▶ [Exercise prompt] The expected answer is a copy of every line in the listing that has the word "fraction".

▶ [Provided entries]
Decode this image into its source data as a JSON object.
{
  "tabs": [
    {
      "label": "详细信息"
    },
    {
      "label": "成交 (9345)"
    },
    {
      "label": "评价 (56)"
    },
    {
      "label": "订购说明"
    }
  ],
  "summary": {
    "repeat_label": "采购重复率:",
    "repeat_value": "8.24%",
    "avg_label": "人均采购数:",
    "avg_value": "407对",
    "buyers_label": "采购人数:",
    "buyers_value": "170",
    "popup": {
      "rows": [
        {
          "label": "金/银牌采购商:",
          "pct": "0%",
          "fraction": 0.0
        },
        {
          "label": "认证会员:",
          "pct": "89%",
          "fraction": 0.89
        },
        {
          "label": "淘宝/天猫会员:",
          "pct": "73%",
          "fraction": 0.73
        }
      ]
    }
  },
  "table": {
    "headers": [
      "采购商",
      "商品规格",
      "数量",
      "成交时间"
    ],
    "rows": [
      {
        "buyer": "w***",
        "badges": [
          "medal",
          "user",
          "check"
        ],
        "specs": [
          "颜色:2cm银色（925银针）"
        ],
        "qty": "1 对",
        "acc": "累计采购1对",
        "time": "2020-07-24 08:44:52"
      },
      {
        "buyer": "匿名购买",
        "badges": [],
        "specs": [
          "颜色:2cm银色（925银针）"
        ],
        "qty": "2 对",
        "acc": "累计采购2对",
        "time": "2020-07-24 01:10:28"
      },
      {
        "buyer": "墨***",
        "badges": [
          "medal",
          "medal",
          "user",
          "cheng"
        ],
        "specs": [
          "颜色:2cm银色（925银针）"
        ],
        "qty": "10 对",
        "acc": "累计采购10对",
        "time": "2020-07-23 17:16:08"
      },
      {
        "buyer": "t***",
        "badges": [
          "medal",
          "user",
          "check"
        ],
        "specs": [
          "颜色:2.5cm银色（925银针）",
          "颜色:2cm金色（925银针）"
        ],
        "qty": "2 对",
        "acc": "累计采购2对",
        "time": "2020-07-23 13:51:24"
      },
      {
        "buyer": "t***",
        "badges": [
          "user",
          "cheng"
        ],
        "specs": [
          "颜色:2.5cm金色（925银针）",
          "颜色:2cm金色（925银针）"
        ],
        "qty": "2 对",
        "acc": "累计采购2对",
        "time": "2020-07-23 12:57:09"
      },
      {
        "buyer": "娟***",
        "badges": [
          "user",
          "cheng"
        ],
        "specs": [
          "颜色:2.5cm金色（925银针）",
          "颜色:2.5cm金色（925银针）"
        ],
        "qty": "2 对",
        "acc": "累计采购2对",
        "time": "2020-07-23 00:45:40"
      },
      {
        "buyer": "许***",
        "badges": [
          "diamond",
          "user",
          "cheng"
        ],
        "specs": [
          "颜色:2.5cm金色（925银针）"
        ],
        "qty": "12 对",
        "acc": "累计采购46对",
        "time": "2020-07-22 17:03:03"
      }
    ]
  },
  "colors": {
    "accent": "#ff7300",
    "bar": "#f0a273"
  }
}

▶ [Answer area]
          "fraction": 0.0
          "fraction": 0.89
          "fraction": 0.73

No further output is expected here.